WHAT YOU WILL DO: Pull every line of the entries that has the word "text".

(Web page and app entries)
- - -
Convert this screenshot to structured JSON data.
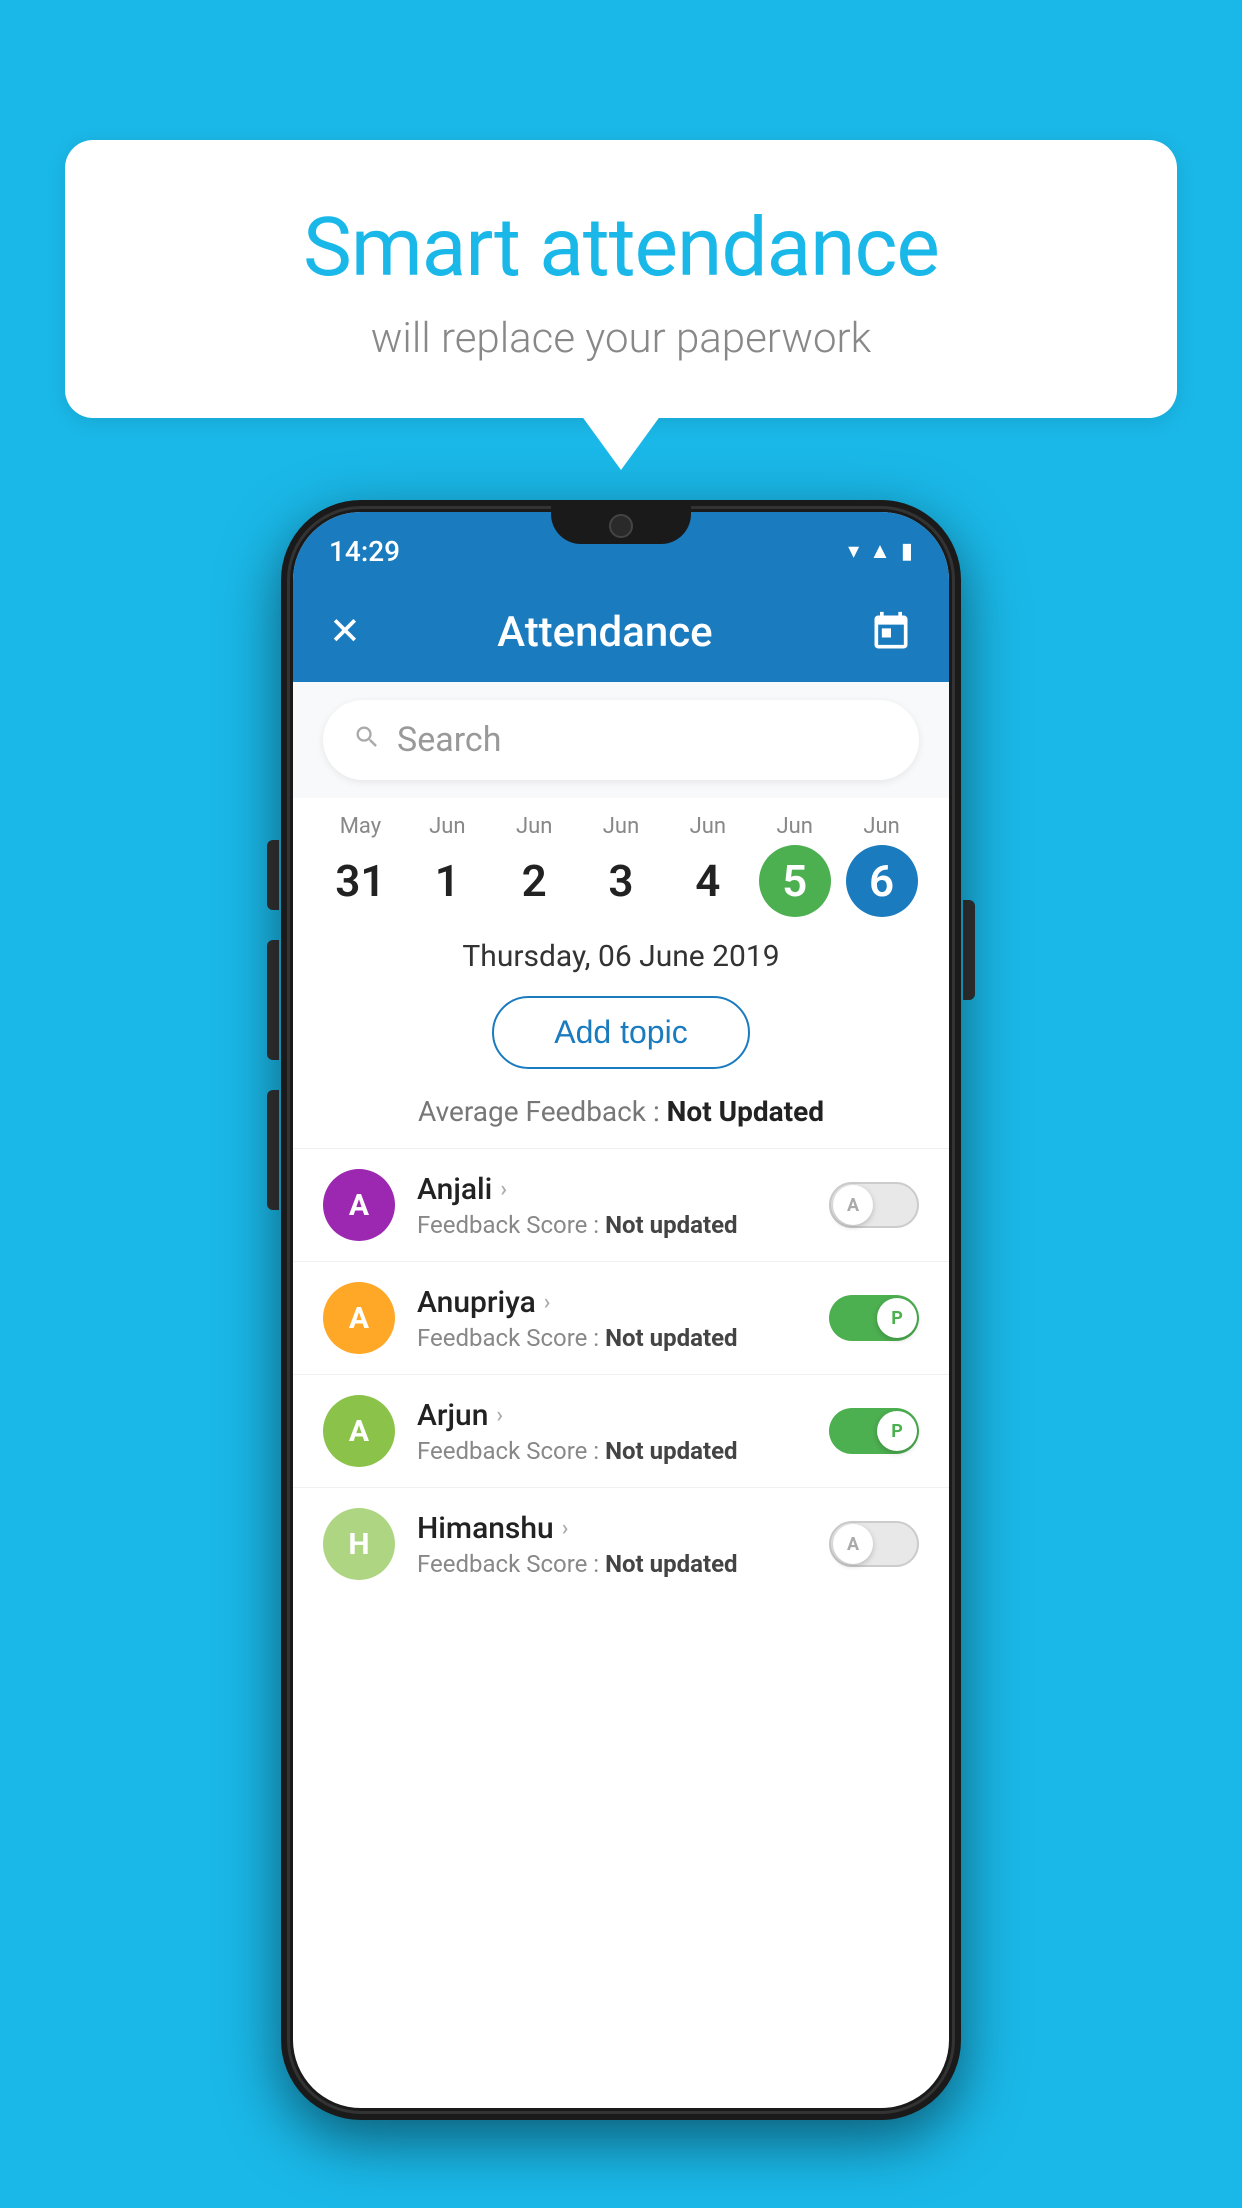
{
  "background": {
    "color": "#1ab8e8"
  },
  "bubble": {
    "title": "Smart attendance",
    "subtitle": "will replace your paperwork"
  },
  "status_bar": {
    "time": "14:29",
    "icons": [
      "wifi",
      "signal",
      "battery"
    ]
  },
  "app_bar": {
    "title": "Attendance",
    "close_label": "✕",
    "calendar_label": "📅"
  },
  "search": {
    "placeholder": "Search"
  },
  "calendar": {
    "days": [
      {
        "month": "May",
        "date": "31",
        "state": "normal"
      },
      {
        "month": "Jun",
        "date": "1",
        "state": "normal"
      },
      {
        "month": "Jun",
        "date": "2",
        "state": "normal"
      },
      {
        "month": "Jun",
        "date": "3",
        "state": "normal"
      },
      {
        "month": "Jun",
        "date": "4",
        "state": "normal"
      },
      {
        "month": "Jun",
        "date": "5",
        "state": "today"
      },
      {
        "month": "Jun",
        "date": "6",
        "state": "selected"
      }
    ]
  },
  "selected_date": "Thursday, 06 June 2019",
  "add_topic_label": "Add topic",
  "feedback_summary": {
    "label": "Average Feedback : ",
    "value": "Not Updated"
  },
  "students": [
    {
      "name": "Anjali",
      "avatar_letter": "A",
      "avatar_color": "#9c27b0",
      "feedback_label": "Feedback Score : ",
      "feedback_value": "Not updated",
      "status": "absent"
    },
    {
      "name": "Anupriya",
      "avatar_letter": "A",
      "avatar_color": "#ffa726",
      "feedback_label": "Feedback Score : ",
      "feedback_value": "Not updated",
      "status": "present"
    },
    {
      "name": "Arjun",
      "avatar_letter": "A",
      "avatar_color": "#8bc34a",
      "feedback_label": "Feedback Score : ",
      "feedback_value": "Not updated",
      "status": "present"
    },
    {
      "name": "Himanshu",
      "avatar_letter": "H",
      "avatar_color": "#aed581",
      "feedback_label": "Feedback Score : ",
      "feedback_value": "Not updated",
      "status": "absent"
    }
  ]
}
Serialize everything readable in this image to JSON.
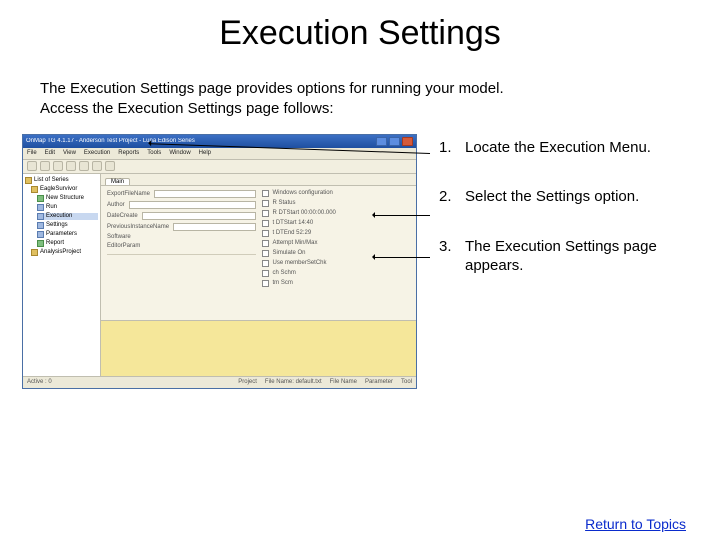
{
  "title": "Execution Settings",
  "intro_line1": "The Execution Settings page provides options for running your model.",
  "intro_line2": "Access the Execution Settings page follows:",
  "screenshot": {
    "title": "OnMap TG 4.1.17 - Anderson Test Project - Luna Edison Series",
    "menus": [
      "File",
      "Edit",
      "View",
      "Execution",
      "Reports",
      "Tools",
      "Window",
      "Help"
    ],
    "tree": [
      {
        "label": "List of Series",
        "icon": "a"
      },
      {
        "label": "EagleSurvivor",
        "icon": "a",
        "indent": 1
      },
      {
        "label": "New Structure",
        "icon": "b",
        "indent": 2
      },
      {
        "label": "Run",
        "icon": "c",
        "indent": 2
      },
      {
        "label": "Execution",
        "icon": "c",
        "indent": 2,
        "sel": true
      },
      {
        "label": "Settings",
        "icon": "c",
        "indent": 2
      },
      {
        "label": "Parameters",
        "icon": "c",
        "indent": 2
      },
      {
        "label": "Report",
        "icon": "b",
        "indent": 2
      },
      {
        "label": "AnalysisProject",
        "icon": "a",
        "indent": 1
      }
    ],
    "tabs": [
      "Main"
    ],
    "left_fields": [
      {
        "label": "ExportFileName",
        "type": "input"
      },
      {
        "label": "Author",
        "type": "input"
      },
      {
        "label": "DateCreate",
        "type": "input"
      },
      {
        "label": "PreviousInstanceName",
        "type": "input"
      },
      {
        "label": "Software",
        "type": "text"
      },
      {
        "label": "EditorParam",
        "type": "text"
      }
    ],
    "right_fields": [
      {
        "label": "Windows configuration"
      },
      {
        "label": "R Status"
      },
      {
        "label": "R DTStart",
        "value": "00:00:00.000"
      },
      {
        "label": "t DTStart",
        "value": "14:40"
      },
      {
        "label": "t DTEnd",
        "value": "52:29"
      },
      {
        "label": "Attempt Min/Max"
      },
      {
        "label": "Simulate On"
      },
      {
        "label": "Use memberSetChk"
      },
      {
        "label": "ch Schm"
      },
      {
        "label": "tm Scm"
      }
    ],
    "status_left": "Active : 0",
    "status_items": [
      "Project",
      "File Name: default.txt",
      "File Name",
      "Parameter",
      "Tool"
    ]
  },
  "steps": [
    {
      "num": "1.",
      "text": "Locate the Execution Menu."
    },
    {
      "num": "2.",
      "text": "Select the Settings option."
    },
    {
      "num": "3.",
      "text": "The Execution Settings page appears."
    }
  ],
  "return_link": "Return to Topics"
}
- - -
SOLVED PROBLEM:
        "type": "text"
        "type": "text"
      "text": "Locate the Execution Menu."
      "text": "Select the Settings option."
      "text": "The Execution Settings page appears."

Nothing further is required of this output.